§ TASK ITEM: Below are records; please give the number of their lines that contain the string "title", and only that number.

§ SUPPLIED RECORDS:
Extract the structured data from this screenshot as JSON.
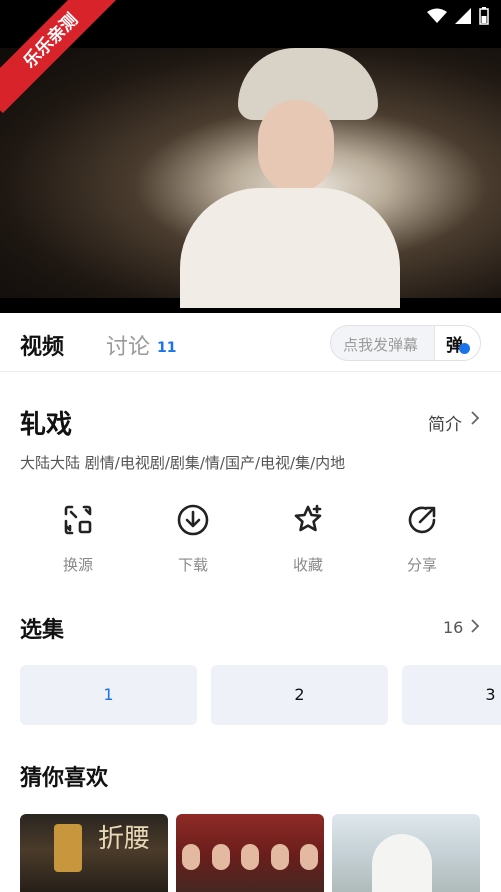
{
  "player": {
    "watermark": "乐乐亲测",
    "back_icon": "chevron-left-icon",
    "status_icons": [
      "wifi-icon",
      "signal-icon",
      "battery-icon"
    ]
  },
  "tabs": {
    "video_label": "视频",
    "discuss_label": "讨论",
    "discuss_count": "11",
    "danmaku_placeholder": "点我发弹幕",
    "danmaku_button": "弹"
  },
  "show": {
    "title": "轧戏",
    "intro_label": "简介",
    "meta": "大陆大陆  剧情/电视剧/剧集/情/国产/电视/集/内地"
  },
  "actions": [
    {
      "label": "换源",
      "icon": "switch-source-icon"
    },
    {
      "label": "下载",
      "icon": "download-icon"
    },
    {
      "label": "收藏",
      "icon": "star-add-icon"
    },
    {
      "label": "分享",
      "icon": "share-icon"
    }
  ],
  "episodes": {
    "title": "选集",
    "count": "16",
    "items": [
      "1",
      "2",
      "3"
    ],
    "selected": "1"
  },
  "recommend": {
    "title": "猜你喜欢",
    "rec1_text": "折腰"
  },
  "colors": {
    "accent": "#1a73e8",
    "episode_bg": "#eef1f8",
    "watermark": "#d8232a"
  }
}
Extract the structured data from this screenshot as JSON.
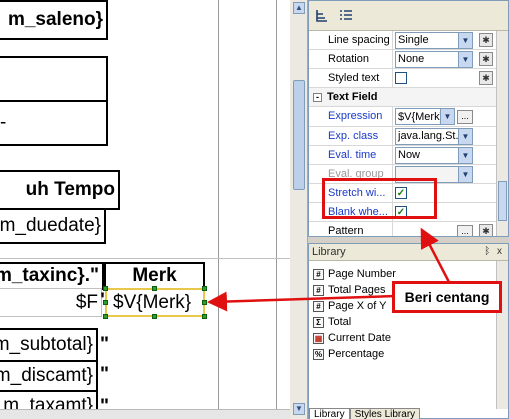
{
  "canvas": {
    "cells": [
      {
        "id": "saleno",
        "text": "m_saleno}"
      },
      {
        "id": "empty1",
        "text": ""
      },
      {
        "id": "empty2",
        "text": "-"
      },
      {
        "id": "jatuh_tempo",
        "text": "uh Tempo"
      },
      {
        "id": "duedate",
        "text": "m_duedate}"
      },
      {
        "id": "taxinc",
        "text": "m_taxinc}.\""
      },
      {
        "id": "merk_header",
        "text": "Merk"
      },
      {
        "id": "f_cell",
        "text": "$F"
      },
      {
        "id": "subtotal",
        "text": "m_subtotal}"
      },
      {
        "id": "discamt",
        "text": "m_discamt}"
      },
      {
        "id": "taxamt",
        "text": "m_taxamt}"
      }
    ],
    "quote_mark": "\"",
    "selected_field": "$V{Merk}"
  },
  "properties": {
    "rows": {
      "line_spacing": {
        "label": "Line spacing",
        "value": "Single"
      },
      "rotation": {
        "label": "Rotation",
        "value": "None"
      },
      "styled_text": {
        "label": "Styled text"
      },
      "expression": {
        "label": "Expression",
        "value": "$V{Merk}"
      },
      "exp_class": {
        "label": "Exp. class",
        "value": "java.lang.St..."
      },
      "eval_time": {
        "label": "Eval. time",
        "value": "Now"
      },
      "eval_group": {
        "label": "Eval. group"
      },
      "stretch": {
        "label": "Stretch wi...",
        "checked": true
      },
      "blank": {
        "label": "Blank whe...",
        "checked": true
      },
      "pattern": {
        "label": "Pattern"
      }
    },
    "section_text_field": "Text Field",
    "dots_label": "...",
    "check_mark": "✓"
  },
  "library": {
    "title": "Library",
    "items": [
      "Page Number",
      "Total Pages",
      "Page X of Y",
      "Total",
      "Current Date",
      "Percentage"
    ],
    "icons": [
      "#",
      "#",
      "#",
      "Σ",
      "▦",
      "%"
    ],
    "tabs": [
      "Library",
      "Styles Library"
    ]
  },
  "annotation": {
    "callout": "Beri centang",
    "color": "#e01010"
  }
}
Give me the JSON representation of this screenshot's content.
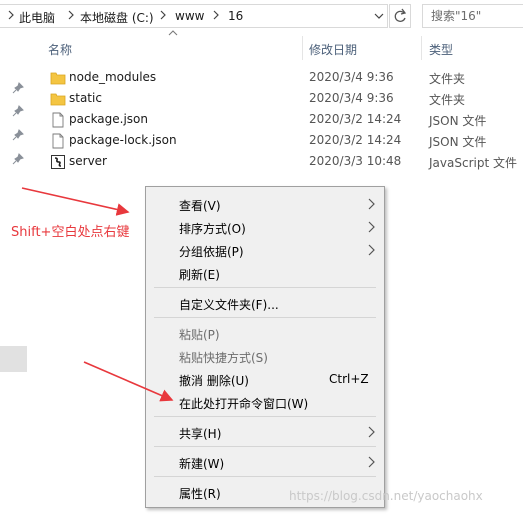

§ SOLUTION TO THIS PROBLEM: 4